The spike in identity crimes has prompted a push for new laws to force the credit industry to boost protections, crack down on identity thieves, and ease victims` efforts to restore their credit and credibility and convicted thugs now face more jail time and fatter fines, especially if the victim is elderly or infirm.

"Identity theft is an epidemic," said Mari Frank, a Southern California attorney and identity theft victim who has written numerous books on the offense. "It`s a very easy and lucrative crime, and the financial industry facilitates it. Your information is bought and sold and shared and transferred all over the place all the time. Credit is issued like free candy at Halloween." College students need to be very cautious of falling victim to identity theft. After all, college is a way of shaping one`s identity and it would be a dishonor to have it stolen after all of that hard work.

If you feel that you have fallen victim to an identity thief, the following tips could save you some headache and money.

10 tips to prevent identity theft If you become a victim of identity theft, file a police report in the community where the theft took place.

 Insist that credit-card companies send you copies of application and credit slips and the paperwork that links your name to the identity thief. Talk to the credit-card company`s fraud investigator, not a customer-service representative.

 Contact by telephone and letter - all credit-reporting agencies that your thief might target, including department stores, utilities and credit-card issuers.

 Carefully monitor your mail and credit card bills for evidence of new fraudulent activity and follow up with creditors if your bills do not arrive on time. A missing credit-card bill could mean an identity thief has commandeered your account and changed your billing address to cover his tracks.

 Ask creditors to put a "fraud alert" on your account and add a "victim`s statement" to your file requesting creditors to contact you before opening new accounts in your name and get credit cards and business cards with your photo on them.

 File a complaint with the Federal Trade Commission by contacting the FTC`s Identity Theft Hot line at 877-IDTHEFT (438-4338); online at; or by mail at Identity Theft Clearinghouse, Federal Trade Commission, 600 Pennsylvania Avenue, NW, Washington DC 20580.

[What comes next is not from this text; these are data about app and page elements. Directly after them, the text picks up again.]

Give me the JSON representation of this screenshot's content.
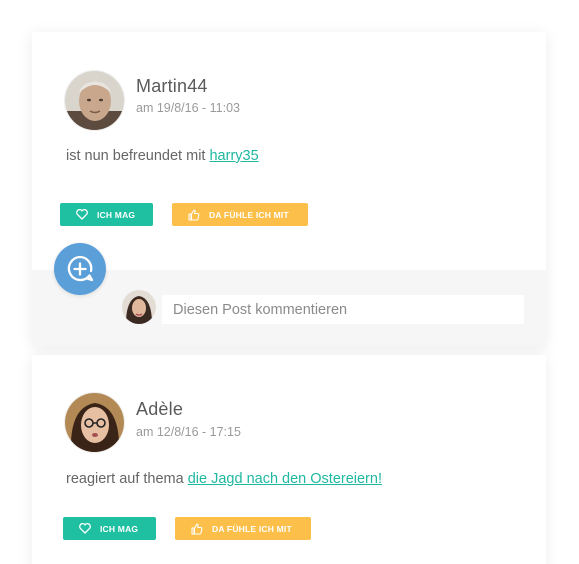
{
  "posts": [
    {
      "author": "Martin44",
      "timestamp": "am 19/8/16 - 11:03",
      "text_prefix": "ist nun befreundet mit ",
      "link": "harry35",
      "like_label": "ICH MAG",
      "feel_label": "DA FÜHLE ICH MIT"
    },
    {
      "author": "Adèle",
      "timestamp": "am 12/8/16 - 17:15",
      "text_prefix": "reagiert auf thema ",
      "link": "die Jagd nach den Ostereiern!",
      "like_label": "ICH MAG",
      "feel_label": "DA FÜHLE ICH MIT"
    }
  ],
  "comment": {
    "placeholder": "Diesen Post kommentieren"
  },
  "colors": {
    "like": "#1fbfa2",
    "feel": "#fbbf4a",
    "link": "#1fb8a1",
    "fab": "#5b9fd9"
  },
  "icons": {
    "like": "heart-icon",
    "feel": "thumbs-up-icon",
    "fab": "add-comment-icon"
  }
}
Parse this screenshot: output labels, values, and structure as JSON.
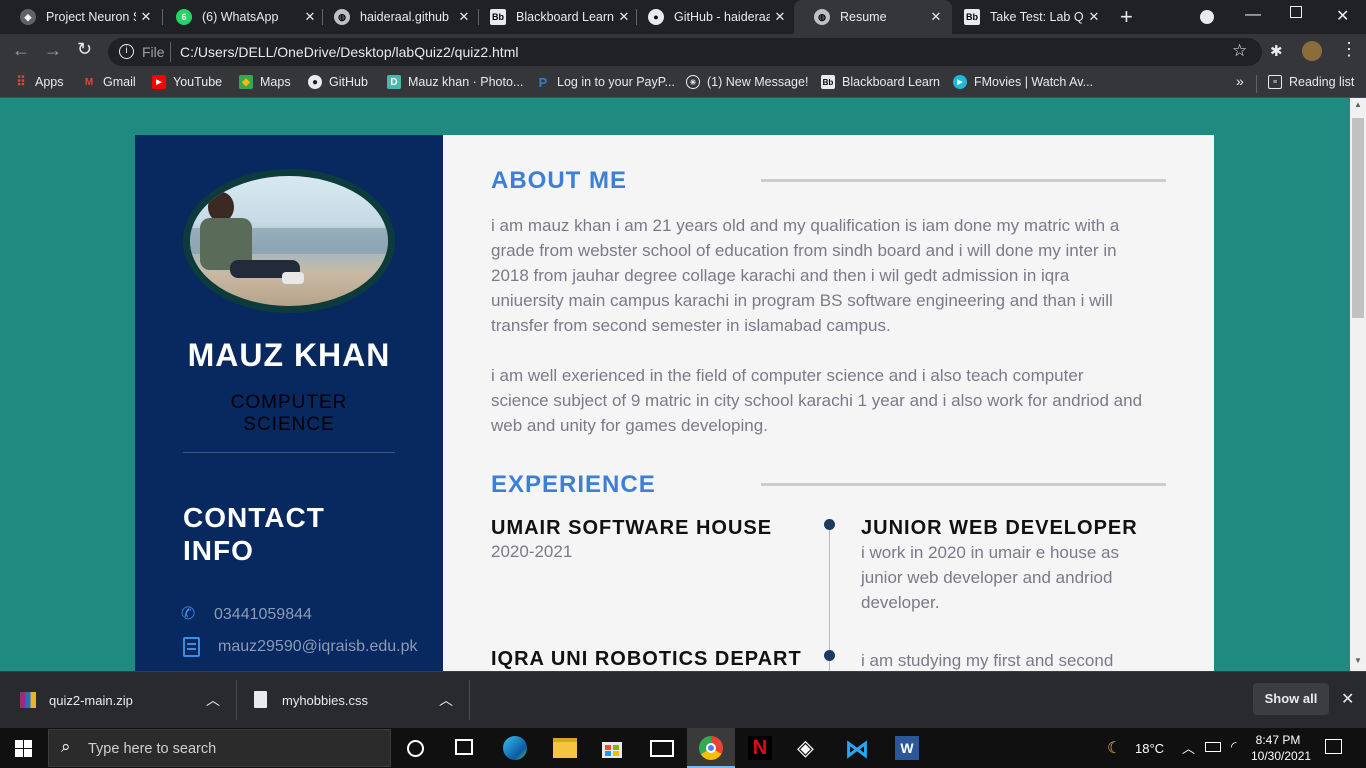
{
  "browser": {
    "tabs": [
      {
        "title": "Project Neuron S"
      },
      {
        "title": "(6) WhatsApp"
      },
      {
        "title": "haideraal.github"
      },
      {
        "title": "Blackboard Learn"
      },
      {
        "title": "GitHub - haideraal"
      },
      {
        "title": "Resume"
      },
      {
        "title": "Take Test: Lab Qui"
      }
    ],
    "address": {
      "scheme_label": "File",
      "url": "C:/Users/DELL/OneDrive/Desktop/labQuiz2/quiz2.html"
    },
    "bookmarks": [
      {
        "label": "Apps"
      },
      {
        "label": "Gmail"
      },
      {
        "label": "YouTube"
      },
      {
        "label": "Maps"
      },
      {
        "label": "GitHub"
      },
      {
        "label": "Mauz khan · Photo..."
      },
      {
        "label": "Log in to your PayP..."
      },
      {
        "label": "(1) New Message!"
      },
      {
        "label": "Blackboard Learn"
      },
      {
        "label": "FMovies | Watch Av..."
      }
    ],
    "bookmarks_more": "»",
    "reading_list": "Reading list"
  },
  "resume": {
    "name": "MAUZ KHAN",
    "role_line1": "COMPUTER",
    "role_line2": "SCIENCE",
    "contact_title_line1": "CONTACT",
    "contact_title_line2": "INFO",
    "phone": "03441059844",
    "email": "mauz29590@iqraisb.edu.pk",
    "about_title": "ABOUT ME",
    "about_p1_lines": [
      "i am mauz khan i am 21 years old and my qualification is iam done my matric with a",
      "grade from webster school of education from sindh board and i will done my inter in",
      "2018 from jauhar degree collage karachi and then i wil gedt admission in iqra",
      "uniuersity main campus karachi in program BS software engineering and than i will",
      "transfer from second semester in islamabad campus."
    ],
    "about_p2_lines": [
      "i am well exerienced in the field of computer science and i also teach computer",
      "science subject of 9 matric in city school karachi 1 year and i also work for andriod and",
      "web and unity for games developing."
    ],
    "experience_title": "EXPERIENCE",
    "experience": [
      {
        "company": "UMAIR SOFTWARE HOUSE",
        "years": "2020-2021",
        "position": "JUNIOR WEB DEVELOPER",
        "desc_lines": [
          "i work in 2020 in umair e house as",
          "junior web developer and andriod",
          "developer."
        ]
      },
      {
        "company": "IQRA UNI ROBOTICS DEPART",
        "desc_lines": [
          "i am studying my first and second"
        ]
      }
    ]
  },
  "downloads": {
    "items": [
      {
        "name": "quiz2-main.zip"
      },
      {
        "name": "myhobbies.css"
      }
    ],
    "show_all": "Show all"
  },
  "taskbar": {
    "search_placeholder": "Type here to search",
    "weather": "18°C",
    "time": "8:47 PM",
    "date": "10/30/2021"
  },
  "colors": {
    "page_bg": "#1f8a80",
    "sidebar_bg": "#082860",
    "accent_blue": "#3d7fd6"
  }
}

 To prevent identity theft, regularly check your credit record. Many victims do not learn for months or even years that they have been victimized until they are denied credit or employment, are threatened by collection companies or arrested for a crime they did not commit.

 Order your credit report from each of the three major credit bureaus each year and make sure all the information is correct. The bureaus are: Equifax 800-525-6285; Experian 888-397-3742; and TransUnion 800-680-7289.

 Have your name removed from marketing lists so you do not receive pre-approved offers of credit that thugs could steal. Buy a paper shredder to destroy unwanted mail and old statements and bills...anything with your name on it.

 Carry minimal personal information. Do not give out personal information such as your Social Security or driver`s license numbers unless required by law and do not share personal information online. Change your computer passwords often.

All information obtained from the U.S. Department of Education 2003